Data records for software interfaces:
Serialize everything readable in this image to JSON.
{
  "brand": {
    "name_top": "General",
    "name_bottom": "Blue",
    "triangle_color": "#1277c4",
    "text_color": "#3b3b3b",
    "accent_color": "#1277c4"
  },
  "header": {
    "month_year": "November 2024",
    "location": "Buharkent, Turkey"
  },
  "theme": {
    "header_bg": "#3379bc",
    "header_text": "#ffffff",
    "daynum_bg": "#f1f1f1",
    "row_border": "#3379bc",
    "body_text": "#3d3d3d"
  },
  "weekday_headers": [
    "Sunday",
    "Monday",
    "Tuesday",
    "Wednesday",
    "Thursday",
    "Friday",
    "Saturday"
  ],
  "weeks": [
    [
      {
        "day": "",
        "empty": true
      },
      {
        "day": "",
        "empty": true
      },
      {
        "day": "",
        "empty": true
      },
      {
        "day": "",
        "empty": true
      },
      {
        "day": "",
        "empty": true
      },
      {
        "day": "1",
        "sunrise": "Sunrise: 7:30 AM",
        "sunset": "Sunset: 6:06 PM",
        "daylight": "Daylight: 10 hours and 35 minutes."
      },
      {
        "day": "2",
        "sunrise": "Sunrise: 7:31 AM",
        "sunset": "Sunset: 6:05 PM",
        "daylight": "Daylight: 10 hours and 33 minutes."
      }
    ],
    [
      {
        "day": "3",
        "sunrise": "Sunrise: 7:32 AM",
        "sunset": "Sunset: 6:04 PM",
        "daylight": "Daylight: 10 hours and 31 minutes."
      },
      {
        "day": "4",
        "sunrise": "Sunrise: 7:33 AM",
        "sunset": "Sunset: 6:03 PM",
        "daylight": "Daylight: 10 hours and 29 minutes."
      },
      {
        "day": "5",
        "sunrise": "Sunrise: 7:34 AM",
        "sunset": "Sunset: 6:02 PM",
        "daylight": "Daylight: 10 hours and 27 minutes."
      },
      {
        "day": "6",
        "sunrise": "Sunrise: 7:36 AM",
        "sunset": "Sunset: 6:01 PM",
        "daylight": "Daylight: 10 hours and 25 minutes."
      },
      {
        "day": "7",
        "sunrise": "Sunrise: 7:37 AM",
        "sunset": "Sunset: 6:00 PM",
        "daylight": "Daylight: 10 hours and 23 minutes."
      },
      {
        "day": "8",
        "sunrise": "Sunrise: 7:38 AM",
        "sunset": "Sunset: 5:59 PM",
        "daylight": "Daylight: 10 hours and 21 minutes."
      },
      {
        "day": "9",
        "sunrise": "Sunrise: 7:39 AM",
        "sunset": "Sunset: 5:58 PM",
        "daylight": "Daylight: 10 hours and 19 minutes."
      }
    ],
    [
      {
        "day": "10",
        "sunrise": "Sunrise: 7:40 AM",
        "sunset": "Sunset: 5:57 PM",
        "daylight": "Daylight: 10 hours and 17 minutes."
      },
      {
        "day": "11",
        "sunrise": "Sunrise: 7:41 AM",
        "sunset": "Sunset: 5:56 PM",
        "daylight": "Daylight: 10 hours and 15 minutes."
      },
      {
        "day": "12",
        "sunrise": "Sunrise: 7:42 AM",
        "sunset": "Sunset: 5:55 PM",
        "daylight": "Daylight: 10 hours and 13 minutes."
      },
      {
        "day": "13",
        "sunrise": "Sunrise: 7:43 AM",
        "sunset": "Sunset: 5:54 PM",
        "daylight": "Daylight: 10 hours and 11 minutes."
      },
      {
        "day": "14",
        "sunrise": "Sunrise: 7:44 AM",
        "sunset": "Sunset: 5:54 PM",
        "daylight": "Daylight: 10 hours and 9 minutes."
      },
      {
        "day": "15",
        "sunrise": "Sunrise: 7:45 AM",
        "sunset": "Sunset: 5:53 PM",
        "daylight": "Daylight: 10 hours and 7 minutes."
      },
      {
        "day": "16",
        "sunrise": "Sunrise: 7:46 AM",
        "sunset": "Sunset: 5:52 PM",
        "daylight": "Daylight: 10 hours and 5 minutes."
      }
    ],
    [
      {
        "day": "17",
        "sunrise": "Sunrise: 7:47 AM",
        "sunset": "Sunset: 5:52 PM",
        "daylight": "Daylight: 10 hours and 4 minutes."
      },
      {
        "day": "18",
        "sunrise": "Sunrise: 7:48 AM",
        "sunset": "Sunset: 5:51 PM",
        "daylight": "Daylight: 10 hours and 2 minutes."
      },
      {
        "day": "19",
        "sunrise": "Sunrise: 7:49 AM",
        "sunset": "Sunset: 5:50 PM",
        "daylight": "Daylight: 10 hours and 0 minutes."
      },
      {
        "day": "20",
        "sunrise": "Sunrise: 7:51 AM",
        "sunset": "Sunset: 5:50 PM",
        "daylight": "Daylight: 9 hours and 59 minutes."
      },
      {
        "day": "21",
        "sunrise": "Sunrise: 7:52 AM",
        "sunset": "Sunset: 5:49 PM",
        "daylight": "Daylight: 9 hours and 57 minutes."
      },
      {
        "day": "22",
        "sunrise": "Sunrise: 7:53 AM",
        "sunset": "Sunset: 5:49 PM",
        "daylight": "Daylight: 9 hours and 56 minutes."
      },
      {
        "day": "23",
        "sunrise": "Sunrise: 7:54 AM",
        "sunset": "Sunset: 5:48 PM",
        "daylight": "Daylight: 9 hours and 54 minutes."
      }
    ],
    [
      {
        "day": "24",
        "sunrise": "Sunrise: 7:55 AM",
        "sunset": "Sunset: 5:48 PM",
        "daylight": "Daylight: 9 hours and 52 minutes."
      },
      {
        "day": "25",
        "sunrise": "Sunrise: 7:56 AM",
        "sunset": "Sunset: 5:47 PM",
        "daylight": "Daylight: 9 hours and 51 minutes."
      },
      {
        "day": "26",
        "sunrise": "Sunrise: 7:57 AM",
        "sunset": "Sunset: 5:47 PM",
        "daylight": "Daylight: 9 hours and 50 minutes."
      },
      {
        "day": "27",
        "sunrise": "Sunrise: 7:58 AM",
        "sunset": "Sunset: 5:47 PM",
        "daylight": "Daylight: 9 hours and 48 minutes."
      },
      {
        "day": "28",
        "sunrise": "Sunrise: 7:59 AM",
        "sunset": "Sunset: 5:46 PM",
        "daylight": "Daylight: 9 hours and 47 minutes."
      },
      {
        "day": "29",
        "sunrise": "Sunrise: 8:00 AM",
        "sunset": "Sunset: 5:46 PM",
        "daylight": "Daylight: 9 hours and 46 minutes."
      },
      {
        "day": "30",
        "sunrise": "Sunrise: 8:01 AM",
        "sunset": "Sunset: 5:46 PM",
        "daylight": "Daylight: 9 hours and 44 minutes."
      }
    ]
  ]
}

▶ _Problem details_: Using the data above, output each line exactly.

▶ _Response for this exercise_:
Serialize everything readable in this image to JSON.
{
  "brand": {
    "name_top": "General",
    "name_bottom": "Blue",
    "triangle_color": "#1277c4",
    "text_color": "#3b3b3b",
    "accent_color": "#1277c4"
  },
  "header": {
    "month_year": "November 2024",
    "location": "Buharkent, Turkey"
  },
  "theme": {
    "header_bg": "#3379bc",
    "header_text": "#ffffff",
    "daynum_bg": "#f1f1f1",
    "row_border": "#3379bc",
    "body_text": "#3d3d3d"
  },
  "weekday_headers": [
    "Sunday",
    "Monday",
    "Tuesday",
    "Wednesday",
    "Thursday",
    "Friday",
    "Saturday"
  ],
  "weeks": [
    [
      {
        "day": "",
        "empty": true
      },
      {
        "day": "",
        "empty": true
      },
      {
        "day": "",
        "empty": true
      },
      {
        "day": "",
        "empty": true
      },
      {
        "day": "",
        "empty": true
      },
      {
        "day": "1",
        "sunrise": "Sunrise: 7:30 AM",
        "sunset": "Sunset: 6:06 PM",
        "daylight": "Daylight: 10 hours and 35 minutes."
      },
      {
        "day": "2",
        "sunrise": "Sunrise: 7:31 AM",
        "sunset": "Sunset: 6:05 PM",
        "daylight": "Daylight: 10 hours and 33 minutes."
      }
    ],
    [
      {
        "day": "3",
        "sunrise": "Sunrise: 7:32 AM",
        "sunset": "Sunset: 6:04 PM",
        "daylight": "Daylight: 10 hours and 31 minutes."
      },
      {
        "day": "4",
        "sunrise": "Sunrise: 7:33 AM",
        "sunset": "Sunset: 6:03 PM",
        "daylight": "Daylight: 10 hours and 29 minutes."
      },
      {
        "day": "5",
        "sunrise": "Sunrise: 7:34 AM",
        "sunset": "Sunset: 6:02 PM",
        "daylight": "Daylight: 10 hours and 27 minutes."
      },
      {
        "day": "6",
        "sunrise": "Sunrise: 7:36 AM",
        "sunset": "Sunset: 6:01 PM",
        "daylight": "Daylight: 10 hours and 25 minutes."
      },
      {
        "day": "7",
        "sunrise": "Sunrise: 7:37 AM",
        "sunset": "Sunset: 6:00 PM",
        "daylight": "Daylight: 10 hours and 23 minutes."
      },
      {
        "day": "8",
        "sunrise": "Sunrise: 7:38 AM",
        "sunset": "Sunset: 5:59 PM",
        "daylight": "Daylight: 10 hours and 21 minutes."
      },
      {
        "day": "9",
        "sunrise": "Sunrise: 7:39 AM",
        "sunset": "Sunset: 5:58 PM",
        "daylight": "Daylight: 10 hours and 19 minutes."
      }
    ],
    [
      {
        "day": "10",
        "sunrise": "Sunrise: 7:40 AM",
        "sunset": "Sunset: 5:57 PM",
        "daylight": "Daylight: 10 hours and 17 minutes."
      },
      {
        "day": "11",
        "sunrise": "Sunrise: 7:41 AM",
        "sunset": "Sunset: 5:56 PM",
        "daylight": "Daylight: 10 hours and 15 minutes."
      },
      {
        "day": "12",
        "sunrise": "Sunrise: 7:42 AM",
        "sunset": "Sunset: 5:55 PM",
        "daylight": "Daylight: 10 hours and 13 minutes."
      },
      {
        "day": "13",
        "sunrise": "Sunrise: 7:43 AM",
        "sunset": "Sunset: 5:54 PM",
        "daylight": "Daylight: 10 hours and 11 minutes."
      },
      {
        "day": "14",
        "sunrise": "Sunrise: 7:44 AM",
        "sunset": "Sunset: 5:54 PM",
        "daylight": "Daylight: 10 hours and 9 minutes."
      },
      {
        "day": "15",
        "sunrise": "Sunrise: 7:45 AM",
        "sunset": "Sunset: 5:53 PM",
        "daylight": "Daylight: 10 hours and 7 minutes."
      },
      {
        "day": "16",
        "sunrise": "Sunrise: 7:46 AM",
        "sunset": "Sunset: 5:52 PM",
        "daylight": "Daylight: 10 hours and 5 minutes."
      }
    ],
    [
      {
        "day": "17",
        "sunrise": "Sunrise: 7:47 AM",
        "sunset": "Sunset: 5:52 PM",
        "daylight": "Daylight: 10 hours and 4 minutes."
      },
      {
        "day": "18",
        "sunrise": "Sunrise: 7:48 AM",
        "sunset": "Sunset: 5:51 PM",
        "daylight": "Daylight: 10 hours and 2 minutes."
      },
      {
        "day": "19",
        "sunrise": "Sunrise: 7:49 AM",
        "sunset": "Sunset: 5:50 PM",
        "daylight": "Daylight: 10 hours and 0 minutes."
      },
      {
        "day": "20",
        "sunrise": "Sunrise: 7:51 AM",
        "sunset": "Sunset: 5:50 PM",
        "daylight": "Daylight: 9 hours and 59 minutes."
      },
      {
        "day": "21",
        "sunrise": "Sunrise: 7:52 AM",
        "sunset": "Sunset: 5:49 PM",
        "daylight": "Daylight: 9 hours and 57 minutes."
      },
      {
        "day": "22",
        "sunrise": "Sunrise: 7:53 AM",
        "sunset": "Sunset: 5:49 PM",
        "daylight": "Daylight: 9 hours and 56 minutes."
      },
      {
        "day": "23",
        "sunrise": "Sunrise: 7:54 AM",
        "sunset": "Sunset: 5:48 PM",
        "daylight": "Daylight: 9 hours and 54 minutes."
      }
    ],
    [
      {
        "day": "24",
        "sunrise": "Sunrise: 7:55 AM",
        "sunset": "Sunset: 5:48 PM",
        "daylight": "Daylight: 9 hours and 52 minutes."
      },
      {
        "day": "25",
        "sunrise": "Sunrise: 7:56 AM",
        "sunset": "Sunset: 5:47 PM",
        "daylight": "Daylight: 9 hours and 51 minutes."
      },
      {
        "day": "26",
        "sunrise": "Sunrise: 7:57 AM",
        "sunset": "Sunset: 5:47 PM",
        "daylight": "Daylight: 9 hours and 50 minutes."
      },
      {
        "day": "27",
        "sunrise": "Sunrise: 7:58 AM",
        "sunset": "Sunset: 5:47 PM",
        "daylight": "Daylight: 9 hours and 48 minutes."
      },
      {
        "day": "28",
        "sunrise": "Sunrise: 7:59 AM",
        "sunset": "Sunset: 5:46 PM",
        "daylight": "Daylight: 9 hours and 47 minutes."
      },
      {
        "day": "29",
        "sunrise": "Sunrise: 8:00 AM",
        "sunset": "Sunset: 5:46 PM",
        "daylight": "Daylight: 9 hours and 46 minutes."
      },
      {
        "day": "30",
        "sunrise": "Sunrise: 8:01 AM",
        "sunset": "Sunset: 5:46 PM",
        "daylight": "Daylight: 9 hours and 44 minutes."
      }
    ]
  ]
}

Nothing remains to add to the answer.